- WHAT IS REQUIRED: The records below are to be retyped in full, without any alteration.

################

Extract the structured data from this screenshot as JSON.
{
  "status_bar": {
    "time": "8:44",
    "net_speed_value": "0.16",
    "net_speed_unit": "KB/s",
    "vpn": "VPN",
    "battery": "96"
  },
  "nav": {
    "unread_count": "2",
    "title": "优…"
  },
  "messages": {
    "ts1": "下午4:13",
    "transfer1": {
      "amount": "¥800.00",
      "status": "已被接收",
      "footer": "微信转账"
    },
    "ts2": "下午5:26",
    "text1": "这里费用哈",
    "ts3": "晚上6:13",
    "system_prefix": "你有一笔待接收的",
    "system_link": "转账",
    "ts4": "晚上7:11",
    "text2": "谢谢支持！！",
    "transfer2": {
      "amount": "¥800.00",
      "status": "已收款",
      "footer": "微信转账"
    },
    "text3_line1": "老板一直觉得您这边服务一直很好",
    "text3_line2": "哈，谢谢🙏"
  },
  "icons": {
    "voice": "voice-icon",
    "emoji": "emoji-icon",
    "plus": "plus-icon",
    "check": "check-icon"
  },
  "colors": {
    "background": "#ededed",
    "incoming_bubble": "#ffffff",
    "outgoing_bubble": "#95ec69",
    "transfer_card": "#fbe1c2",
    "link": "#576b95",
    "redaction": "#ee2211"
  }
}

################

- ANSWER TO THIS EXERCISE:
Extract the structured data from this screenshot as JSON.
{
  "status_bar": {
    "time": "8:44",
    "net_speed_value": "0.16",
    "net_speed_unit": "KB/s",
    "vpn": "VPN",
    "battery": "96"
  },
  "nav": {
    "unread_count": "2",
    "title": "优…"
  },
  "messages": {
    "ts1": "下午4:13",
    "transfer1": {
      "amount": "¥800.00",
      "status": "已被接收",
      "footer": "微信转账"
    },
    "ts2": "下午5:26",
    "text1": "这里费用哈",
    "ts3": "晚上6:13",
    "system_prefix": "你有一笔待接收的",
    "system_link": "转账",
    "ts4": "晚上7:11",
    "text2": "谢谢支持！！",
    "transfer2": {
      "amount": "¥800.00",
      "status": "已收款",
      "footer": "微信转账"
    },
    "text3_line1": "老板一直觉得您这边服务一直很好",
    "text3_line2": "哈，谢谢🙏"
  },
  "icons": {
    "voice": "voice-icon",
    "emoji": "emoji-icon",
    "plus": "plus-icon",
    "check": "check-icon"
  },
  "colors": {
    "background": "#ededed",
    "incoming_bubble": "#ffffff",
    "outgoing_bubble": "#95ec69",
    "transfer_card": "#fbe1c2",
    "link": "#576b95",
    "redaction": "#ee2211"
  }
}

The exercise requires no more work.